● **What to produce**:
I need the number of lines in the listing below that include the string "Александрович", and only that number.

====================

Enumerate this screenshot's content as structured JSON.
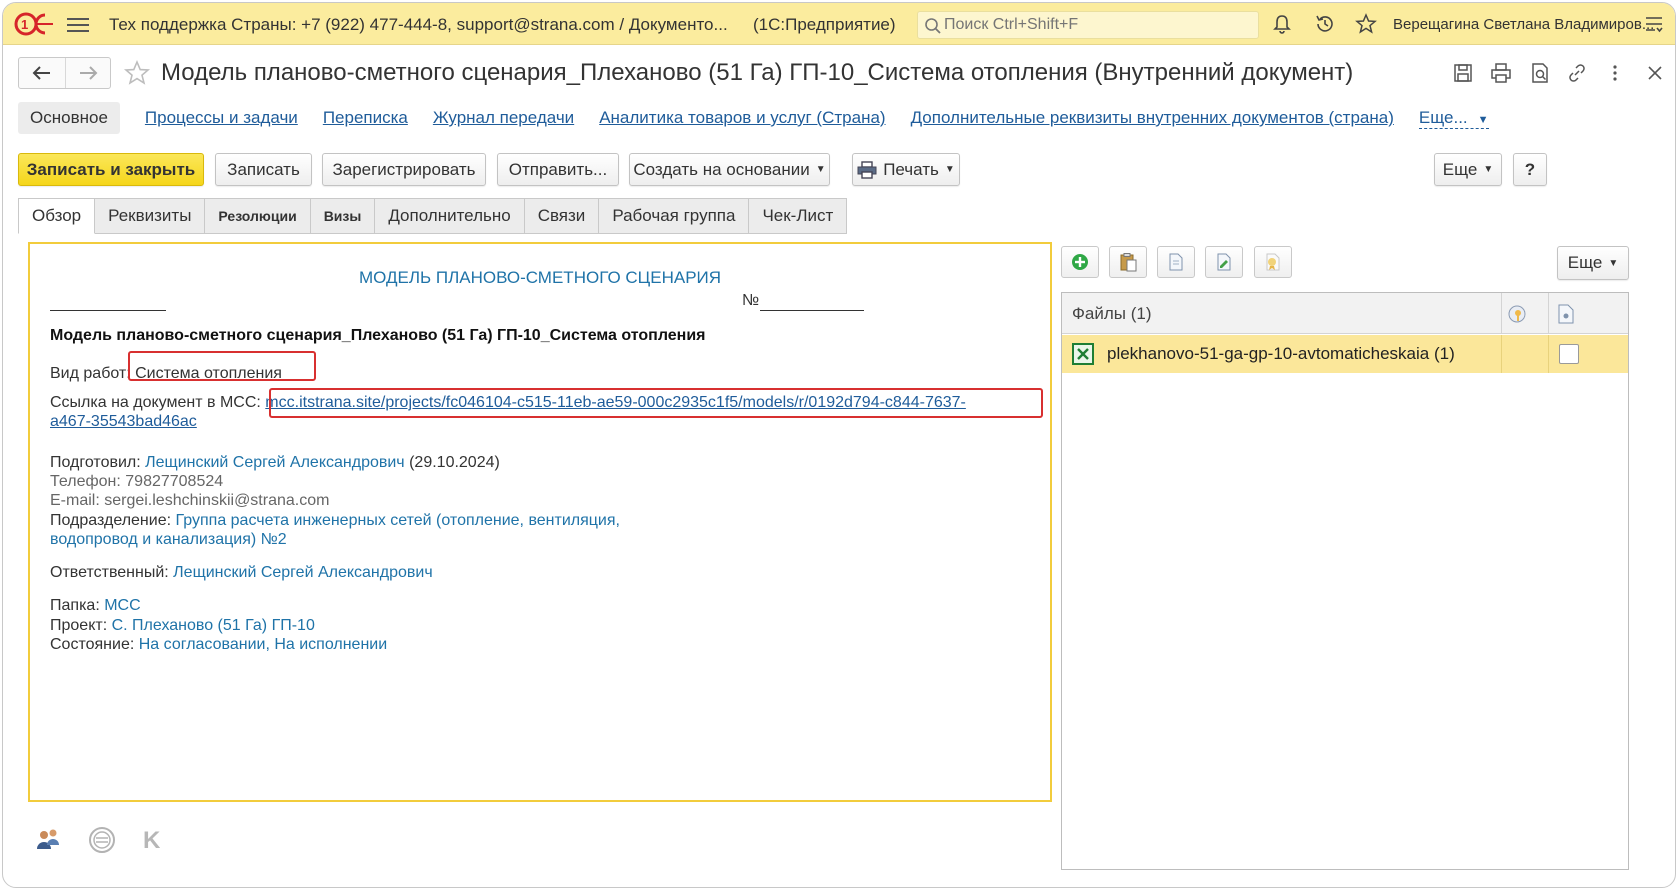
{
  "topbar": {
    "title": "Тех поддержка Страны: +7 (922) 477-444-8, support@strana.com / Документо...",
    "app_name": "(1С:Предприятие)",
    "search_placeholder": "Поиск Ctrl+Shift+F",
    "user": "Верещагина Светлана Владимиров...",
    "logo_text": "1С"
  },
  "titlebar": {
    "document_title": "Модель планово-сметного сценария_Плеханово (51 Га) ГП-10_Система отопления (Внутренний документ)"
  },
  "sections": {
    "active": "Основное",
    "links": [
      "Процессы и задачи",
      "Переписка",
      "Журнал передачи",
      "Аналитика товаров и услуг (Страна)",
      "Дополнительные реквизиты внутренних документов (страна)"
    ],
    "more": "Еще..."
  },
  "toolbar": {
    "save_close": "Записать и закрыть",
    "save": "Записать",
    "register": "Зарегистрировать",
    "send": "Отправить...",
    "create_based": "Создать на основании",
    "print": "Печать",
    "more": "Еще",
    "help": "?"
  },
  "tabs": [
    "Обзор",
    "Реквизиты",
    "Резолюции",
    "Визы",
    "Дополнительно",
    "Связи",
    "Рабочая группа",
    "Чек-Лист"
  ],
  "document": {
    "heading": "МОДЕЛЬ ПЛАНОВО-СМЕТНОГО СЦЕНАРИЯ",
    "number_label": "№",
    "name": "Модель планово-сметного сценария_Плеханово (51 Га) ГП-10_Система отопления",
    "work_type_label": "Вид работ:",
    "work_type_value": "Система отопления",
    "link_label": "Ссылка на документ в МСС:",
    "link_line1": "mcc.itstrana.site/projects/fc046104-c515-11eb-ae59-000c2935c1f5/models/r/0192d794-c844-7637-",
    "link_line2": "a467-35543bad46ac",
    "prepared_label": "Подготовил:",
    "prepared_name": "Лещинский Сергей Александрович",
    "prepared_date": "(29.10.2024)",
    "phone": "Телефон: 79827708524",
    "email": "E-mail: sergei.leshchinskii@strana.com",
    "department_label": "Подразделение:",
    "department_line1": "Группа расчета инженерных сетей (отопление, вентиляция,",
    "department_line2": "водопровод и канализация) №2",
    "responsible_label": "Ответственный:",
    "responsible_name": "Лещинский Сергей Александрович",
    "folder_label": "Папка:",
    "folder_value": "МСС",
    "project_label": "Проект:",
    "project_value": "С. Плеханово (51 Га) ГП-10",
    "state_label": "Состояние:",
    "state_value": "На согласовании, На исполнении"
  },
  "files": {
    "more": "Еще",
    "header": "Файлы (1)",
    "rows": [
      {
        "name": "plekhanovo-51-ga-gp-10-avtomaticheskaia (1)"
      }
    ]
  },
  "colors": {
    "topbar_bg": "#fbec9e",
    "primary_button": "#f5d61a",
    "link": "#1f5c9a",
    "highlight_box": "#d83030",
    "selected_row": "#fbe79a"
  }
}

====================

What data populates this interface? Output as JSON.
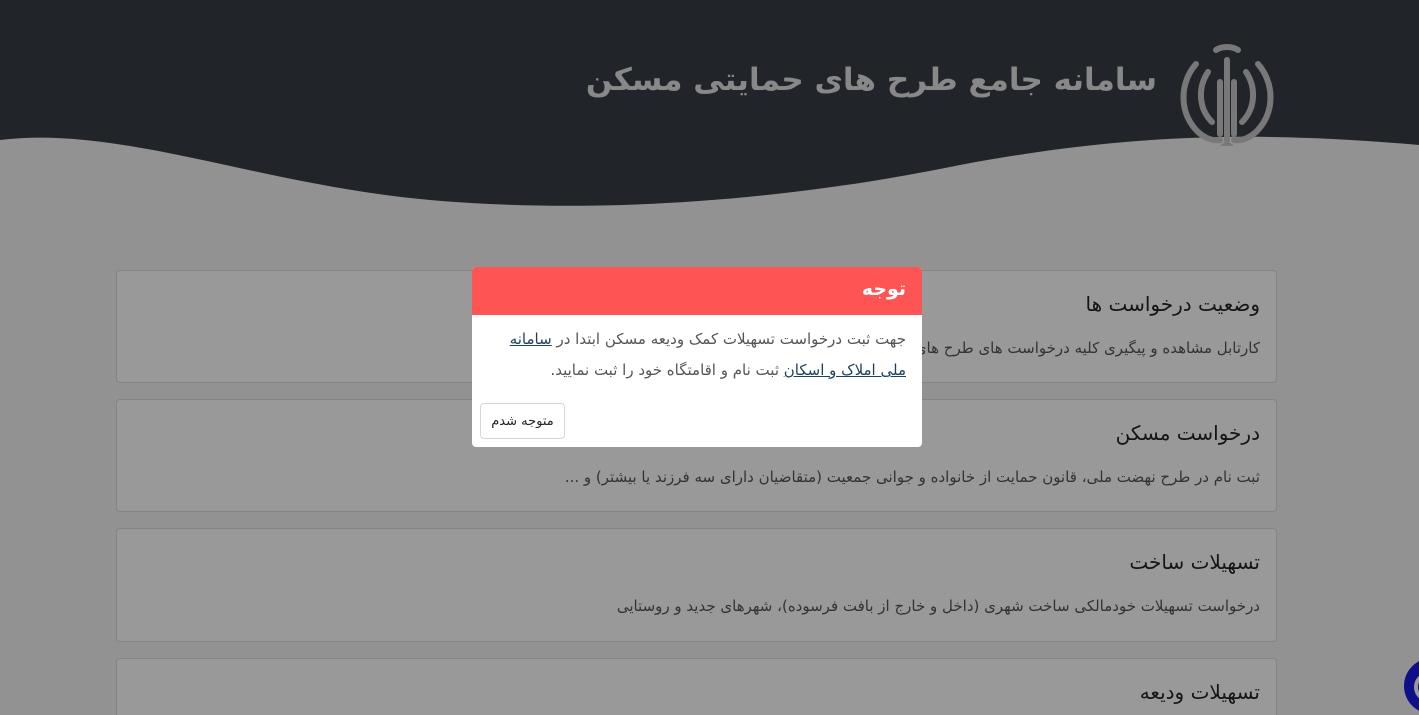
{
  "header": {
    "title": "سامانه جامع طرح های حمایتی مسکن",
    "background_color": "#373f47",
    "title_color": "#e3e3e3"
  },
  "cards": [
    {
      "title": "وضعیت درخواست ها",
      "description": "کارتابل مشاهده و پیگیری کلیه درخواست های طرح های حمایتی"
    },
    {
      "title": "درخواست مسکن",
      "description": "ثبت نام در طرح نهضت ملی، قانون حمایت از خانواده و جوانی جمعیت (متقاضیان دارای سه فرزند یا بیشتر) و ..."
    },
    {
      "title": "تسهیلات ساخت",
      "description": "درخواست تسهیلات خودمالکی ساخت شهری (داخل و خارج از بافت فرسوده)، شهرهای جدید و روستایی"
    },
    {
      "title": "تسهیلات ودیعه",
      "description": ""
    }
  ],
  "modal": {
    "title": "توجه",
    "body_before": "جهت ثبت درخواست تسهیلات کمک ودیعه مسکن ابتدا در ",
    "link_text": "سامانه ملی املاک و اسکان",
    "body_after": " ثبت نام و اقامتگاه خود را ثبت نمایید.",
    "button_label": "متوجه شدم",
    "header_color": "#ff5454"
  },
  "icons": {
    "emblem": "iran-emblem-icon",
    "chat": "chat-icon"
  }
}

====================

● **Solution for this problem**:
2